Leverage Augmented and Virtual RealityEnriches the discovery phase, provides immersive previews of destinations, and enhances pre-visit engagement.


Anjani, H.D., Irham, I. and Waluyati, L.R., 2018. Relationship of 7P marketing mix and consumers’ loyalty in traditional markets. Agro Ekonomi29(2), pp.261-273.

Bhandari, K., 2014. Tourism and national identity: Heritage and nationhood in Scotland (Vol. 39). Channel View Publications.

Daniele, R. and Frew, A.J., 2008. Evolving destination systems: VisitScotland. com. In Information and communication technologies in tourism 2008 (pp. 232-243). Springer, Vienna.

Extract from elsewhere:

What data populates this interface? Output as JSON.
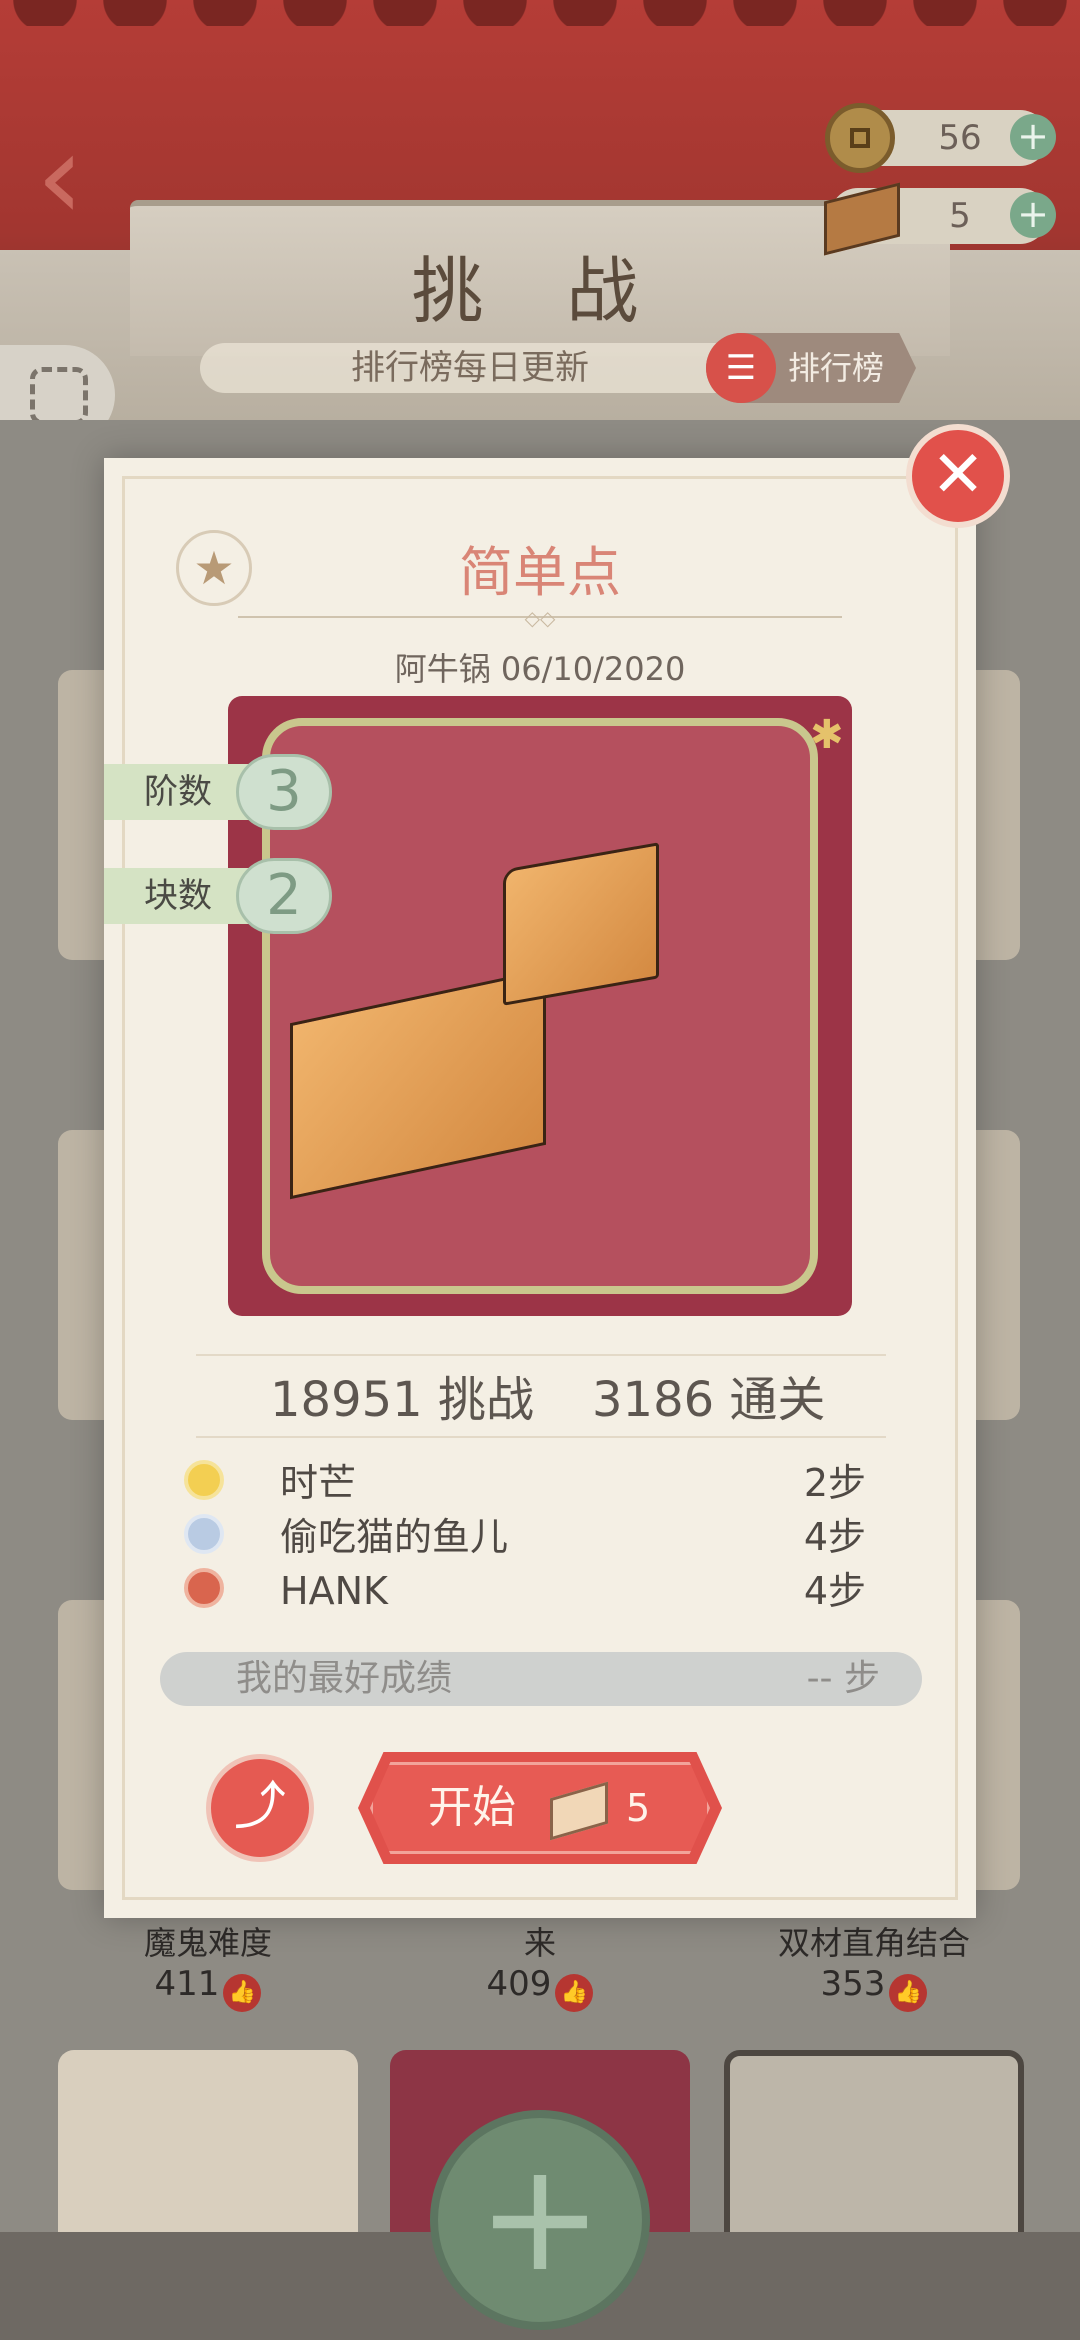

Dolnicar, S. and Ring, A. (2014). Tourism marketing research: Past, present and future. Annals of Tourism Research, 47, pp.31–47. doi:

Ivy, J. (2008). A new higher education marketing mix: the 7Ps for MBA marketing. International Journal of Educational Management, [online] 22(4), pp.288–299. doi:

Palmer, A., 2012. Introduction to marketing: Theory and practice. Oxford University Press, USA.

Brassington, F. and Pettit, S. (2012) Essentials of Marketing, 3rd Ed: FT/Prentice Hall

Jain, M.K. (2013). An Analysis of Marketing Mix: 7Ps or more. Asian Journal of Multidisciplinary Studies, 1(4), pp.23–28.

Kotler, P. and Armstrong, G. (2020) Principles of Marketing, Global Edition. 18th edition. Harlow: Pearson Education Limited

Leith, M.S. and Sim, D., 2020. Scotland, tourism and heritage. In Scotland (pp. 210-227). Manchester University Press.

Li, X. (Robert) and Petrick, J.F. (2008). Tourism Marketing in an Era of Paradigm Shift. Journal of Travel Research, 46(3), pp.235–244. doi:

Melamed, M., 2017. Online Marketing Plan for a Travel Company.

Middleton, V., Fyall, A. Morgan, M. Ranchhod, A. (2009) Marketing in Travel and Tourism, 4th ed. London: Routledge

Mohammad, H.I. (2015). 7PS MARKETING MIX AND RETAIL BANK CUSTOMER SATISFACTION IN NORTHEAST NIGERIA. British Journal of Marketing Studies, 3(3), pp.71–88.

Page, S.J., Yeoman, I., Connell, J. and Greenwood, C., 2010. Scenario planning as a tool to understand uncertainty in tourism: the example of transport and tourism in Scotland in 2025. Current Issues in Tourism13(2), pp.99-137.

Seaman, B.A., 2018. Static and dynamic pricing strategies: how unique for nonprofits?. In Handbook of Research on Nonprofit Economics and Management (pp. 199-224). Edward Elgar Publishing.

Tsiotsou, R. and Ratten, V. (2010). Future research directions in tourism marketing. Marketing Intelligence & Planning, 28(4), pp.533–544. doi:

VisitScotland (2020). About Us | [online] Available at:

Yeoman, I., Greenwood, C. and McMahon-Beattie, U., 2009. The future of Scotland’s international tourism markets. Futures41(6), pp.387-395.


Have an urgent assignment deadline?

Don't worry, we are available 24/7 for you!

Hire a Writer
Scroll to Top